A California judge just handed ICANN another upset in the interminable legal battle waged against it by unsuccessful .africa applicant DotConnectAfrica.
Gary Klausner yesterday admitted he made a mistake when he earlier slapped ICANN with a preliminary injunction preventing .africa being delegated to DCA rival ZA Central Registry, but said his error did not have a huge bearing on that decision.
More remarkably, he’s now suggesting that ICANN may have been wrong to make DCA undergo the same Geographic Names Review as every other new gTLD applicant.
Both DCA and ZACR applied for .africa and had to go through the same evaluation processes, one of which was the Geographic Names Review.
Both had to show that they had support from 60% of the governments in Africa, and no more than one governmental objection.
ZACR had that support — though there’s legitimate dispute over whether its paperwork was all in order — while DCA did not. DCA also had over a dozen objections from African governments.
ZACR passed its geographic review, but DCA’s application was tossed out based on Governmental Advisory Committee advice before the review could be completed.
DCA took ICANN to an Independent Review Process panel, which ruled that ICANN had failed to live up to its bylaws and that DCA’s application should be returned to the evaluation process.
ICANN returned DCA’s application to the process at the point it had left it — before the geographic review was complete.
DCA then failed the review, because it has no support.
But when he granted the injunction against ICANN back in April, Klausner thought that DCA had actually passed the geographic review on the first pass.

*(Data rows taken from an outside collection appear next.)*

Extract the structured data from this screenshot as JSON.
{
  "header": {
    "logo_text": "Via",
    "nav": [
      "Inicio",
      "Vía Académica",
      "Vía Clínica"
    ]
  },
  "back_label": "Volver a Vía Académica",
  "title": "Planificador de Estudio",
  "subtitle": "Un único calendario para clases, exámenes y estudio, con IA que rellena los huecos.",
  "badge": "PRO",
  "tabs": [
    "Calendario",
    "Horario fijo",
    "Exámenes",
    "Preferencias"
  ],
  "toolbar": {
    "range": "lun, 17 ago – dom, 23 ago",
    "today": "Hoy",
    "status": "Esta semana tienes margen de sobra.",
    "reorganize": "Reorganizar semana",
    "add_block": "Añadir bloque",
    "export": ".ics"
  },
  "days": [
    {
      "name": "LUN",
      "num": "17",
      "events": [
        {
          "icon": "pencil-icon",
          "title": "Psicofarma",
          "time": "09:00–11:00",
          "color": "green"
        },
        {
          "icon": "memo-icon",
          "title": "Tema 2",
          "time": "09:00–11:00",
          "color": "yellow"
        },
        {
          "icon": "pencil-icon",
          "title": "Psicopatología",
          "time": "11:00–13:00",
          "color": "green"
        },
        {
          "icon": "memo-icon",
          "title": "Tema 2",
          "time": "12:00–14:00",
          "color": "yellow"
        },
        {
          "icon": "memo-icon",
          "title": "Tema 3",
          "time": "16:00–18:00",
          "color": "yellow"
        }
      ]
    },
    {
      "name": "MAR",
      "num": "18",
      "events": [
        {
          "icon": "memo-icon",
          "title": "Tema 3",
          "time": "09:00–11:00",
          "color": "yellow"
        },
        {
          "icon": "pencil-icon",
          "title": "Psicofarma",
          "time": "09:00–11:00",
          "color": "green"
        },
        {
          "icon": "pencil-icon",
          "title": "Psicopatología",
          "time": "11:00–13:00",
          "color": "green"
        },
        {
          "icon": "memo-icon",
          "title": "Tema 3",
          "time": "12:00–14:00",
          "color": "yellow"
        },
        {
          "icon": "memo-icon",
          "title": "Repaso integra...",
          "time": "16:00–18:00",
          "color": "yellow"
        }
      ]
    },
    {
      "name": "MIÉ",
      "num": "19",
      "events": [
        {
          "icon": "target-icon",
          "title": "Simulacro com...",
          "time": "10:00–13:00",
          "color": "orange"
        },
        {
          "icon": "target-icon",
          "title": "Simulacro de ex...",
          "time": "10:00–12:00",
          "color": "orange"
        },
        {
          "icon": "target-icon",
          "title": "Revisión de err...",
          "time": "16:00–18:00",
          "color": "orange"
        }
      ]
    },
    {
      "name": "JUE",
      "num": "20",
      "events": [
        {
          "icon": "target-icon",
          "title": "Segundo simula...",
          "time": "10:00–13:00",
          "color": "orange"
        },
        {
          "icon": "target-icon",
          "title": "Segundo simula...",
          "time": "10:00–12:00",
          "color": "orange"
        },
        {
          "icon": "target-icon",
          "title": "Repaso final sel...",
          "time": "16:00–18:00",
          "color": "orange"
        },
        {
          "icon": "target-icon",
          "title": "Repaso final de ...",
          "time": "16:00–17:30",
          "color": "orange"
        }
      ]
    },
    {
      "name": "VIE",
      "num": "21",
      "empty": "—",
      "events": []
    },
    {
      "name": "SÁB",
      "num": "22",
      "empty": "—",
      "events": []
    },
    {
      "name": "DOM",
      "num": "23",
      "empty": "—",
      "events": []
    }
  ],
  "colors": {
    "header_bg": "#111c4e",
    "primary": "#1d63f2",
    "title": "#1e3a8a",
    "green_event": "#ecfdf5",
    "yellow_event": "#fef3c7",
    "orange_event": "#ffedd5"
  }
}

Not even DCA had claimed that; it was just a brain fart on his behalf.
He’s now admitted the mistake, but says the April ruling was not dependent on that misunderstanding.
The Court finds that the error in its factual finding was not determinative to its ultimate conclusion that there are serious questions going toward Plaintiff’s likelihood of success on the merits.
Now, he says that there may be some merit in DCA’s claim that it should have been allowed to skip the GNR due to the IRP’s recommendation that ICANN “permit DCA Trust’s application to proceed through the remainder of the new gTLD application process.”
Klausner wrote yesterday:
At this stage of litigation, it is reasonable to infer that the IRP Panel found that ICANN’s rejection of Plaintiff’s application at the geographic names evaluation phase was improper, and that the application should proceed to the delegation phase.
The problem with this thinking is that it was not the geographic panel that flunked DCA on the first pass, it was the GAC.
DCA got this document (pdf) from the geographic panel. It just says “Incomplete”.
If DCA succeeds in persuading a jury that it should have skipped the geographic panel, Africa could wind up with a .africa gTLD operator that none of its governments support and in circumvention of ICANN’s rules.
Yesterday’s ruling isn’t a killer blow against ICANN, but it does make me wonder whether Klausner — who is also hearing the much higher-profile Stairway to Heaven case right now — is really paying attention.
Anyway, he’s thrown out the ZACR/ICANN motion to reconsider the injunction, so the case is carrying on as before. Read the ruling here (pdf).